She felt as if she needed to pace.
Pace around the large square patch of shaded grass that she called her front yard.
She needed to walk heel to toe barefoot and feel the sea breeze wafting onto her skin.
She wanted it to blow away the old tapes in her head: fill them with salt until they could no longer wind but instead rust and fall.
She wanted the pacing to steady her heartbeat but not as much as she wanted it to fix something.
That something was too big and perhaps the problem was that she’d been pacing far too long.
She needed to run.
She needed to run so fast that the fear in her shadow would be lost in her tracks, kicked up in the dust.
She needed to run so fast that the goal couldn’t escape her or be at the edge of her fingertips.
It needed to be in her hand.
She needed to hold its tangible proof of her worthy existence.
She stopped pacing.
Looking out toward an ocean that made the world seem far too big for someone so small.
Yet it whispered on white wash, that in fact the world was too small for someone who wants to be so big.
She was stuck in the best kind of way. At the corner end of the café counter, the warmth of the coffee machine complementing the cool water she sipped. The smell of fresh macadamia muffins and vegetable frittata straight out the oven wafted around her morning and she relaxed her shoulders. The rain fell from the sky, forcing her to look out the window and calculate just how wet she would get if she tried to walk to the car. Dare she leave? She rested her hand on the mighty movements of limbs rolling around in her overconfident belly, the rise and fall of her fingers as each one felt the full force of a tiny human. Leaning back into her cushioned chair she sat, still and quiet.
Dare she leave, when she was stuck in the best kind of way?
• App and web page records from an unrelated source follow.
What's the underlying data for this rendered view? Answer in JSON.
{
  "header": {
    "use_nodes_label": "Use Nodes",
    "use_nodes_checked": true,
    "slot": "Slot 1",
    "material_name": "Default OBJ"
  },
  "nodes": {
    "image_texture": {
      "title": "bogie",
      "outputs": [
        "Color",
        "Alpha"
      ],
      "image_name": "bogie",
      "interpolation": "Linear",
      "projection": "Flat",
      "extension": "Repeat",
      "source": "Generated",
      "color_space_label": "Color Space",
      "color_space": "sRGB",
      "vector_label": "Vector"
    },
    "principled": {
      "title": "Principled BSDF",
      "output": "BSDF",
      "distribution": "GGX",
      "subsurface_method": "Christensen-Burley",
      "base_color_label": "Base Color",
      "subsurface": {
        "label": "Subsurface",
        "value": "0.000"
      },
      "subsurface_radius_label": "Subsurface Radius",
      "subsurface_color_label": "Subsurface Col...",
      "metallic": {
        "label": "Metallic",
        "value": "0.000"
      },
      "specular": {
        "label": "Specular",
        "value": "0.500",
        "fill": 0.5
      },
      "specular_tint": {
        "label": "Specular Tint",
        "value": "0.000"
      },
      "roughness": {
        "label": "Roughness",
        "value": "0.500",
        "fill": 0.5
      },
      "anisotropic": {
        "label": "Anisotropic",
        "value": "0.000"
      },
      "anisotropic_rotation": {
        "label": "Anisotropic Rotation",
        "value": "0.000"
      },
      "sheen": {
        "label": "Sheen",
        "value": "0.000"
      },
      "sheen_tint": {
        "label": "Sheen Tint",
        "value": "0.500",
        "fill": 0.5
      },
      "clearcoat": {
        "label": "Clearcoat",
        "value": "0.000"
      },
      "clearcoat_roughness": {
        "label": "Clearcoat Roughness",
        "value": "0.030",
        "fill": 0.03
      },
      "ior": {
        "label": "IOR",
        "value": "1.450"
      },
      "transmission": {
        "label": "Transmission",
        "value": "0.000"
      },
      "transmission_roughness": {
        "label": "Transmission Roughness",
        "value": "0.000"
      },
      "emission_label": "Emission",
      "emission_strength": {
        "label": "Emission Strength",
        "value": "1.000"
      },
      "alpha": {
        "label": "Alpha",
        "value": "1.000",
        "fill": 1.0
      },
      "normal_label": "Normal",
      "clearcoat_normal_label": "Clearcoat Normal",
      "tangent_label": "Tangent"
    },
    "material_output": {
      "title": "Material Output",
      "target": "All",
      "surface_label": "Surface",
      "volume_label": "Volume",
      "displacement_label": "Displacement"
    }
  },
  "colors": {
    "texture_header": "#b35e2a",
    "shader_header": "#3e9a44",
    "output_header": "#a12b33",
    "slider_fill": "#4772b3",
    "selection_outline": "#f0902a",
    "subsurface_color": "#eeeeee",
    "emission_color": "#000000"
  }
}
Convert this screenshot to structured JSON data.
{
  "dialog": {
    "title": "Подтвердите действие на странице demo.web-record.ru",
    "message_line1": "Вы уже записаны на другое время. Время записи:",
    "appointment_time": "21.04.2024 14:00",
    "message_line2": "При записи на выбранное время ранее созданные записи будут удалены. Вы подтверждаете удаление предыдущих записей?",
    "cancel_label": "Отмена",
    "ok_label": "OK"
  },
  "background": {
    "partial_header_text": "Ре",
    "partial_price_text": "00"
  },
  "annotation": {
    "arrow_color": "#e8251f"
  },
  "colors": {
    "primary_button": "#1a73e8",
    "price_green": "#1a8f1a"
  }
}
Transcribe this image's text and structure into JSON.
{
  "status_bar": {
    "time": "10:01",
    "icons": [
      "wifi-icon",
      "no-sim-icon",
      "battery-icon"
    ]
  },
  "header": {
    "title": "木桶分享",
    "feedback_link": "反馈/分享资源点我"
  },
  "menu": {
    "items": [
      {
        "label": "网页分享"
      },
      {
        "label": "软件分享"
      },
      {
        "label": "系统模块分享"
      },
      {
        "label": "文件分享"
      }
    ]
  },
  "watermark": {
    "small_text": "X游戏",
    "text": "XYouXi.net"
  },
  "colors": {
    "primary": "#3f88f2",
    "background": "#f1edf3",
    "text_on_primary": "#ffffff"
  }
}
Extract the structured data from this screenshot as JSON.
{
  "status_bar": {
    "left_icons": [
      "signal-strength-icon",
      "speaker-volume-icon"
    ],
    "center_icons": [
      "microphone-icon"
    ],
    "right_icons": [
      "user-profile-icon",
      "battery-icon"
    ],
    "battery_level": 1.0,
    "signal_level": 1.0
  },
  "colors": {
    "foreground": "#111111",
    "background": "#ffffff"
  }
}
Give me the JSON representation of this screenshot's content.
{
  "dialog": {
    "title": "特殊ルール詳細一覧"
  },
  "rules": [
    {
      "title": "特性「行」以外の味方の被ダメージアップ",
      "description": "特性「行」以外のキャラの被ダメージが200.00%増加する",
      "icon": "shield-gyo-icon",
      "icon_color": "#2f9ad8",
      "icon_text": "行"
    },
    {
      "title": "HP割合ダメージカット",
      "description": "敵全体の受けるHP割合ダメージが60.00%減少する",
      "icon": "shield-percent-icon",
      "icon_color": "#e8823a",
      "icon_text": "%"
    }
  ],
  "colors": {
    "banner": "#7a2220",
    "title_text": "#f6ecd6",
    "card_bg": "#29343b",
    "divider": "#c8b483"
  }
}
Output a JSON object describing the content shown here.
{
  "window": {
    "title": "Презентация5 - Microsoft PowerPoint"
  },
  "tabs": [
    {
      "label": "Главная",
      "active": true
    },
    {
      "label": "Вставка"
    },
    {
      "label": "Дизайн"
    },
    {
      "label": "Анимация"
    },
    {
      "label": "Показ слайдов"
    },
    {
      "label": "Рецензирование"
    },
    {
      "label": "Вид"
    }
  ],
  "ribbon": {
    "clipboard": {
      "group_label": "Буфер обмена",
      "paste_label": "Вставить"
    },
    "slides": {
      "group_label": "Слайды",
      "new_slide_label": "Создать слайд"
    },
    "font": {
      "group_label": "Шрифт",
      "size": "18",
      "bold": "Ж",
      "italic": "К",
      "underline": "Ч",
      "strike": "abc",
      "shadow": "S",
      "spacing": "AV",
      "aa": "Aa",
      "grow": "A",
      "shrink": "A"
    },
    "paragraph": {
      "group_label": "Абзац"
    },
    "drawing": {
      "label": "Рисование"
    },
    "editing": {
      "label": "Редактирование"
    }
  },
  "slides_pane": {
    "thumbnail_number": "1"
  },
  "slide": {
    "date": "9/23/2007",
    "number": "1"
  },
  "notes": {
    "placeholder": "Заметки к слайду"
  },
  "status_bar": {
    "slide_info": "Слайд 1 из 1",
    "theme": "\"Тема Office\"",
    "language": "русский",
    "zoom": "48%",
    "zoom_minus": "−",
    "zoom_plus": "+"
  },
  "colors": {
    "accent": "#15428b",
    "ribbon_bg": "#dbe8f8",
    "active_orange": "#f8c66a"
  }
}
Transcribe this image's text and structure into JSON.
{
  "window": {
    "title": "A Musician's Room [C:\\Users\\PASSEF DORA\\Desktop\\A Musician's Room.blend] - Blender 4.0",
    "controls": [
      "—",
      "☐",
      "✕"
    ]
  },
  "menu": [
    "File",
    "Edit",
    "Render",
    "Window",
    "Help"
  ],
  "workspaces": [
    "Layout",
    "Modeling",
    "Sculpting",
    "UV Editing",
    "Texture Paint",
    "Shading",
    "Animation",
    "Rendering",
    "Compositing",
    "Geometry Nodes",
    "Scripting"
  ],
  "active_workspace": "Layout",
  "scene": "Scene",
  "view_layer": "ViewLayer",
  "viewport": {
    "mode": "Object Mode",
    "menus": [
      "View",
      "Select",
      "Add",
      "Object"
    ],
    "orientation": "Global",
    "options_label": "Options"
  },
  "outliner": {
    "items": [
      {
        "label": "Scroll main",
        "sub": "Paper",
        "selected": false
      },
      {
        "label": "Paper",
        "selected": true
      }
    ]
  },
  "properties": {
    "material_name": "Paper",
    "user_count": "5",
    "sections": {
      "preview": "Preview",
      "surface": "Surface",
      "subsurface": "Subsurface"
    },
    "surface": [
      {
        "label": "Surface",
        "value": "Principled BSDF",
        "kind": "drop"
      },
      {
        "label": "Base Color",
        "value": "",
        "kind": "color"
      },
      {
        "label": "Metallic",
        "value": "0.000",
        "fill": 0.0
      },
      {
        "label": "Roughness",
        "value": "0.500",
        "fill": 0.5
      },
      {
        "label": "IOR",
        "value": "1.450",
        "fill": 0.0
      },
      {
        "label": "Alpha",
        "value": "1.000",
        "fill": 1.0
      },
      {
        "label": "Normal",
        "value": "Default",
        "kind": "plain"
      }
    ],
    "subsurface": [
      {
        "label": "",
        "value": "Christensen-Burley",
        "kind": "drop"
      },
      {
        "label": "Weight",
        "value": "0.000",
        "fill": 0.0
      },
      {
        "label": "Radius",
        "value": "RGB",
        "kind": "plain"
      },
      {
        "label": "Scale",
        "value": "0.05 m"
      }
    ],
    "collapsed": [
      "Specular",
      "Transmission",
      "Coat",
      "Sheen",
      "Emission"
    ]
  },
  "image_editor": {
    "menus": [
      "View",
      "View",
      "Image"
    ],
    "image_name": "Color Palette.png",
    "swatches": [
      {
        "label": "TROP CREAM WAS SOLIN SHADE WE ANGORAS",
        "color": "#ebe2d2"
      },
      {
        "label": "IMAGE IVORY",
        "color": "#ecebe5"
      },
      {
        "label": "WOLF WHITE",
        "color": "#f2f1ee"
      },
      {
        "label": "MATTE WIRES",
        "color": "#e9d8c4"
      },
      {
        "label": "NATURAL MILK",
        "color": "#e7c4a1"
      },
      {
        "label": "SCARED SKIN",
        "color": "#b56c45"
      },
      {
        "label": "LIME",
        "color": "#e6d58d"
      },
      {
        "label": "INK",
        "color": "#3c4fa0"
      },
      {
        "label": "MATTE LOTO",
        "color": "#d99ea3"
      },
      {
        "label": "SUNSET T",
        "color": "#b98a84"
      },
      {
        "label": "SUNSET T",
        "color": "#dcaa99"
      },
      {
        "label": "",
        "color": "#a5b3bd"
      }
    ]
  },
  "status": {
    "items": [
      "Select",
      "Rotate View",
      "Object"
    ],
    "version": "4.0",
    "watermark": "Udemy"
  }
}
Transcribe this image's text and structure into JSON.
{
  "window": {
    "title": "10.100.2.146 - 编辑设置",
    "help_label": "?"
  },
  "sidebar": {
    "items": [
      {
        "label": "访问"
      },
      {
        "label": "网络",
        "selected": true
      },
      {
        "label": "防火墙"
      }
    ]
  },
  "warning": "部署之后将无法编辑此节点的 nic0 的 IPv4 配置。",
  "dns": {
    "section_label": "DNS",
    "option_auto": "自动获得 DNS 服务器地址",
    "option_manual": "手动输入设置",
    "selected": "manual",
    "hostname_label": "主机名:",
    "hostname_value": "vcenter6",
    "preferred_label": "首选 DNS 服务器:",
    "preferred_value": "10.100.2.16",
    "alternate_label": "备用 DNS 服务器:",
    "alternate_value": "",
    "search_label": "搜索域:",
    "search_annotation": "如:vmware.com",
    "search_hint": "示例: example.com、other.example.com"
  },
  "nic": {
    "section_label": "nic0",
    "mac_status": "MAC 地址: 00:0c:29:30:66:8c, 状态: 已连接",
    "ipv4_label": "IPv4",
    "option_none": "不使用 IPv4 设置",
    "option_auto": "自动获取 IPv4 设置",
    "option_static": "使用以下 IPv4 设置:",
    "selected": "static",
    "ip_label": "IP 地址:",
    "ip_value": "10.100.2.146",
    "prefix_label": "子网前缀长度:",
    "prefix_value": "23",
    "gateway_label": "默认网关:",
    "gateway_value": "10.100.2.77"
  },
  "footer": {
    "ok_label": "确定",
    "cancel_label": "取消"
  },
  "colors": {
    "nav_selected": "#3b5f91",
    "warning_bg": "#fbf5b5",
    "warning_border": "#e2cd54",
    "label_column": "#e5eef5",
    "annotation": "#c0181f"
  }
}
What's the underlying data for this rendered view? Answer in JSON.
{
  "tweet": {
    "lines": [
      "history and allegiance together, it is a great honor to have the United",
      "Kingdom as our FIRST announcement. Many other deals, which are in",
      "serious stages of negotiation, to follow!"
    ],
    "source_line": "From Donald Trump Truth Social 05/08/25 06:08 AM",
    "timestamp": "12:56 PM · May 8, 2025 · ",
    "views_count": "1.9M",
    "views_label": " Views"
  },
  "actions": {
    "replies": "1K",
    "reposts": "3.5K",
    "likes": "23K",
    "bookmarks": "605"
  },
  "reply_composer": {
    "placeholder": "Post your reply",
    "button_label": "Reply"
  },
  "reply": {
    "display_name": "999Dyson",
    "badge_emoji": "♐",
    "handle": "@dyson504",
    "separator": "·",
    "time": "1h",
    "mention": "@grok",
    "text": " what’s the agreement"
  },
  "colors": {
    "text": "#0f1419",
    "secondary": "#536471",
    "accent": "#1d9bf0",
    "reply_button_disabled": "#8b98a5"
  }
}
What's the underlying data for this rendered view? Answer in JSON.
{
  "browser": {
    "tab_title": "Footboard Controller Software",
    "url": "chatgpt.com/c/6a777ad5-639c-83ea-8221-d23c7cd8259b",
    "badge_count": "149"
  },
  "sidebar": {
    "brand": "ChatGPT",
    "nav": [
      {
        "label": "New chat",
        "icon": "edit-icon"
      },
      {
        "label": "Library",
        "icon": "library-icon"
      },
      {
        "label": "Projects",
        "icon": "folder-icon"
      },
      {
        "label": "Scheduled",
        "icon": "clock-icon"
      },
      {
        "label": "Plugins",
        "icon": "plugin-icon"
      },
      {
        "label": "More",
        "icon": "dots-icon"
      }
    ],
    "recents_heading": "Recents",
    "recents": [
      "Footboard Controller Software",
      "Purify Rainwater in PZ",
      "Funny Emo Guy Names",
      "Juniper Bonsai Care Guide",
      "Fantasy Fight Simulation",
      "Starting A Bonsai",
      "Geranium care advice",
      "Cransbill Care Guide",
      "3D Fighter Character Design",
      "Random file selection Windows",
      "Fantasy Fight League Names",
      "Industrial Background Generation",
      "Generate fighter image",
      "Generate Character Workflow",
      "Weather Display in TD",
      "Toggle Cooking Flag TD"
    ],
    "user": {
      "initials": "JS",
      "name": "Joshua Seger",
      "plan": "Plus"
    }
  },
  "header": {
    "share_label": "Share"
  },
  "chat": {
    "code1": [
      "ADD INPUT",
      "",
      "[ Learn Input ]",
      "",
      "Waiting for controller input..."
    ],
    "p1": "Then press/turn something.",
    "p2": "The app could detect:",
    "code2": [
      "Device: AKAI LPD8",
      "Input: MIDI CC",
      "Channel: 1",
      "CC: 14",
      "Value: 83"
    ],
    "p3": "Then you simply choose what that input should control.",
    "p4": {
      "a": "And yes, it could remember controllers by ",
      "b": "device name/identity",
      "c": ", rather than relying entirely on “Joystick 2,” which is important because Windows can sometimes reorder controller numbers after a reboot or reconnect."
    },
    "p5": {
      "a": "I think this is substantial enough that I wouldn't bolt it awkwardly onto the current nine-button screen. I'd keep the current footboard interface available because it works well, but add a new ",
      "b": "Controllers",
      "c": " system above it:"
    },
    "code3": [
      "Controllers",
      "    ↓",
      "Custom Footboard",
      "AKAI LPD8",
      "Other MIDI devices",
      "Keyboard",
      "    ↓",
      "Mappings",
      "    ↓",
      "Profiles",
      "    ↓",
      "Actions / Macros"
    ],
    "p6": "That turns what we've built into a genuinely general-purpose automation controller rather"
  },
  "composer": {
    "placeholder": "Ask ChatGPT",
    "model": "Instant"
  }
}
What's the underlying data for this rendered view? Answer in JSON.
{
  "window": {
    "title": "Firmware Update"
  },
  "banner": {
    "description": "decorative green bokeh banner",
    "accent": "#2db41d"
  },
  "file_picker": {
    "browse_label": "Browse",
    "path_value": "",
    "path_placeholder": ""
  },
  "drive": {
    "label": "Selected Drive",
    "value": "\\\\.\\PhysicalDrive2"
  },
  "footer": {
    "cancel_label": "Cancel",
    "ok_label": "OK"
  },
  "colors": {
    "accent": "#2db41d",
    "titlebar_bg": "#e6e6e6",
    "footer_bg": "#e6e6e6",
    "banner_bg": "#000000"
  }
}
It wasn’t that she necessarily missed wine; the coursing of red and white courage poising through her blood stream, making waves of excited energy or smoothing her out like a saxophone player with three day growth and a cheeky grin.
No. She’d hardly thought about it all really.
She walked through halls of paintings leaning against walls. The casualty of their placement gave her permission to run her fingers along the canvas, feel the lumps of paint, the strokes of another person’s vision. Pausing to circle images with her fingertips and stare into the eyes of the muse, she relaxed her shoulders and thought perhaps she too should try leaning against the wall, rather than hanging herself.
I wish I could bottle this feeling of calm; a peaceful escape from the pattern. Shrink me down and let me lay against the curved walls like a genie in a lamp.Tears well in waiting: for it to be over, for the haze to spread and the melancholy to rise. Let me lay against the curved walls of this calm, I will not take up space but rather be taken up; nestled in silence and awe at the feeling of your blissful, untainted existence that flows through my core.
She whistled to the world but it never echoed back.
The sounds of her surrounds fell silent, stealing her call.
She paused: checking for signals, sounds, vibrations.
The dust of hush allowed her just enough silence to hear herself.
She cupped her ears.
The thunder of her thoughts rolled deep into her belly.
She would never be alone, if she could hear herself think.
She wrote with her soul disguised as her ego. Her truths rolled out cloaked in rubber, bouncing pleasantly off people’s judgements. Had she’d been brave enough, her soul might have said ‘I’m crying’.
Instead of smiling.
But she wasn’t brave.